Once, when I arrived at the office, I mentioned it to a friend. Yeah, it was a bit odd, she agreed, but it must be kind of gratifying. A wolf-whistle is a compliment, right? And this guy had chosen me out of all the people... OK, milk-floats, mostly... that passed him as he waited for his bus. Maybe I should feel flattered, on the whole.
I didn't feel flattered.
Still, I'd take that mournful serenade over the kind of thing I'd learned to cope with a few years earlier. That was when I'd first discovered how it felt to be followed down the street by five or six men in varying degrees of drunkenness, mockingly catcalling and critiquing my body; or to be physically detained by someone demanding answers about my gender and sexual activities. No, compared to these things, I didn't mind it so much, my role as the recipient of a once-daily, strangely awkward wolf-whistle.
Because it was a compliment, right? Instead of abuse.
Um, no. Because it wasn't all that frightening – and that was the only meaningful distinction, for me. Even if we're counting a wolf-whistle as a compliment, street compliments and street abuse can just feel like two sides of the same coin.
OK, I'll try to explain. I don't enjoy having misogyny screamed at me from car windows; I don't enjoy having strangers approach me to remark that my appearance isn't up to scratch in some apparently all-important respect. But I don't enjoy strangers coming over to explain how aesthetically pleasing they find my backside, either. No, really.
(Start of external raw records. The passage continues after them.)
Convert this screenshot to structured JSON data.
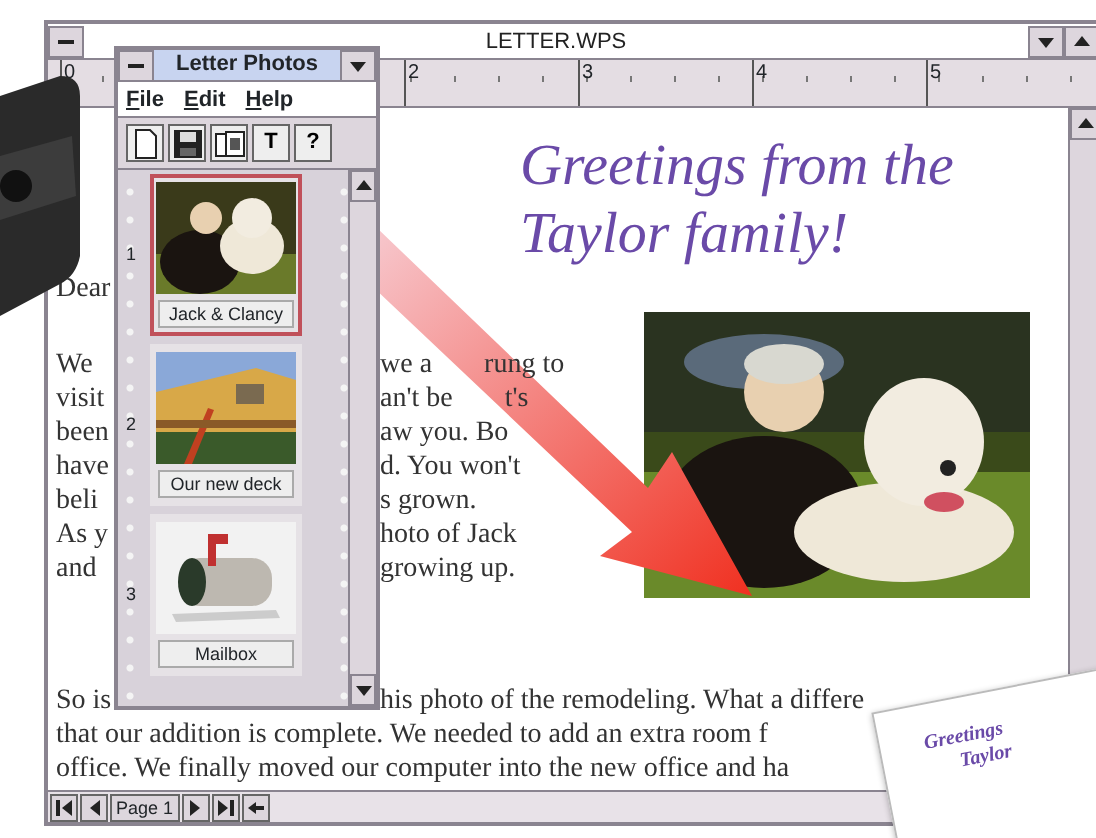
{
  "document": {
    "title": "LETTER.WPS",
    "ruler_marks": [
      "0",
      "2",
      "3",
      "4",
      "5"
    ],
    "heading_lines": [
      "Greetings from the",
      "Taylor family!"
    ],
    "salutation": "Dear",
    "lines": [
      {
        "left": "We",
        "right": [
          "we a",
          "rung to"
        ]
      },
      {
        "left": "visit",
        "right": [
          "an't be",
          "t's"
        ]
      },
      {
        "left": "been",
        "right": [
          "aw you. Bo"
        ]
      },
      {
        "left": "have",
        "right": [
          "d. You won't"
        ]
      },
      {
        "left": "beli",
        "right": [
          "s grown."
        ]
      },
      {
        "left": "As y",
        "right": [
          "hoto of Jack"
        ]
      },
      {
        "left": "and",
        "right": [
          "growing up."
        ]
      }
    ],
    "paragraph_lines": [
      {
        "left": "So is",
        "right": "his photo of the remodeling. What a differe"
      },
      {
        "right": "that our addition is complete. We needed to add an extra room f"
      },
      {
        "right": "office. We finally moved our computer into the new office and ha"
      }
    ],
    "photo": {
      "kind": "picture"
    }
  },
  "status_bar": {
    "page": "Page 1"
  },
  "palette": {
    "title": "Letter Photos",
    "menu": [
      "File",
      "Edit",
      "Help"
    ],
    "tools": [
      {
        "kind": "icon"
      },
      {
        "kind": "icon"
      },
      {
        "kind": "icon"
      },
      {
        "kind": "text",
        "label": "T"
      },
      {
        "kind": "text",
        "label": "?"
      }
    ],
    "photos": [
      {
        "number": "1",
        "caption": "Jack & Clancy",
        "selected": true
      },
      {
        "number": "2",
        "caption": "Our new deck",
        "selected": false
      },
      {
        "number": "3",
        "caption": "Mailbox",
        "selected": false
      }
    ]
  },
  "card": {
    "lines": [
      "Greetings",
      "Taylor"
    ]
  }
}
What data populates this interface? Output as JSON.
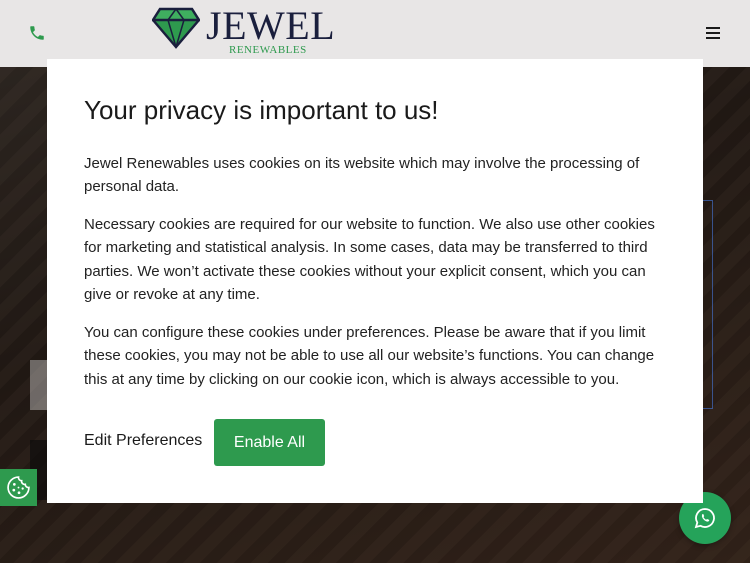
{
  "header": {
    "logo_word": "JEWEL",
    "logo_sub": "RENEWABLES",
    "brand_color": "#2e9a4e",
    "phone_icon": "phone-icon",
    "menu_icon": "hamburger-menu-icon"
  },
  "modal": {
    "title": "Your privacy is important to us!",
    "paragraph_1": "Jewel Renewables uses cookies on its website which may involve the processing of personal data.",
    "paragraph_2": "Necessary cookies are required for our website to function. We also use other cookies for marketing and statistical analysis. In some cases, data may be transferred to third parties. We won’t activate these cookies without your explicit consent, which you can give or revoke at any time.",
    "paragraph_3": "You can configure these cookies under preferences. Please be aware that if you limit these cookies, you may not be able to use all our website’s functions. You can change this at any time by clicking on our cookie icon, which is always accessible to you.",
    "edit_preferences_label": "Edit Preferences",
    "enable_all_label": "Enable All"
  },
  "floating": {
    "cookie_icon": "cookie-icon",
    "whatsapp_icon": "whatsapp-icon"
  }
}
Sure, the context can make a big difference. A piercing wolf-whistle and a “Hello, sexy!” from someone leering at me from across a deserted road is unlikely to go down as well as a genial, “Excuse me, but I just wanted to say... you're really pretty!” from a nearby seat in a full train carriage. With street compliments, as with street abuse, there's often a moment to be spent wondering, “Am I in danger from this person?”. If I feel reasonably confident that, given the situation and the other person's demeanour, I'm not about to be attacked, I'll tend to feel a lot less on-edge.
But even when I'm feeling relatively safe, there are a couple of problems here. And these are problems that frequently seem to go unappreciated by those who are most vehement in their defence of “positive” street remarks.
I'm not a fan of feeling objectified. That's how street commentaries on my appearance make me feel, regardless of the verdict. If a friend tells me I have nice legs, I'm likely to feel flattered. If a stranger tells me I have nice legs, I'm likely to feel like a pair of legs – or at least to feel like that's all people see when they pass me in the street. I don't like being appraised like that, as a piece of flesh– I'd rather be appraised as a whole person.
I also object to the apparent sense of entitlement, of ownership. Not necessarily specific ownership of my body (no, my body belongs in the public domain, apparently), but ownership of my time. Whatever I'm thinking or feeling when I'm targeted – that isn't important; I should always be on hand to pay regard to other people's judgements of me, of my appearance. And this stuff does occupy my thoughts – however complimentary, such unsolicited remarks often leave me feeling confused and distracted for some time afterwards.
In discussions on this subject, I've been accused of being “up-tight”, or just envious of women who receive more positive attention than I do. I ought to enjoy receiving compliments – after all, I'll only feel sorry when I'm a little bit older and stop getting them.
Well, actually, I do appreciate compliments – from friends or, you know, people with whom I share more than a passing acquaintance. Sometimes, it's nice to receive compliments from strangers, too. Sometimes, it isn't. I know that some women like it to be known that they appreciate any such remarks, catcalls included. Well, that's fine. What I object to is being told that I really ought to feel gratified by all such attention too. I'm sorry, but I don't.
I'd be interested to hear how people feel about this issue, and how others deal with street harassment. Please feel free to share your feelings in the comments section below....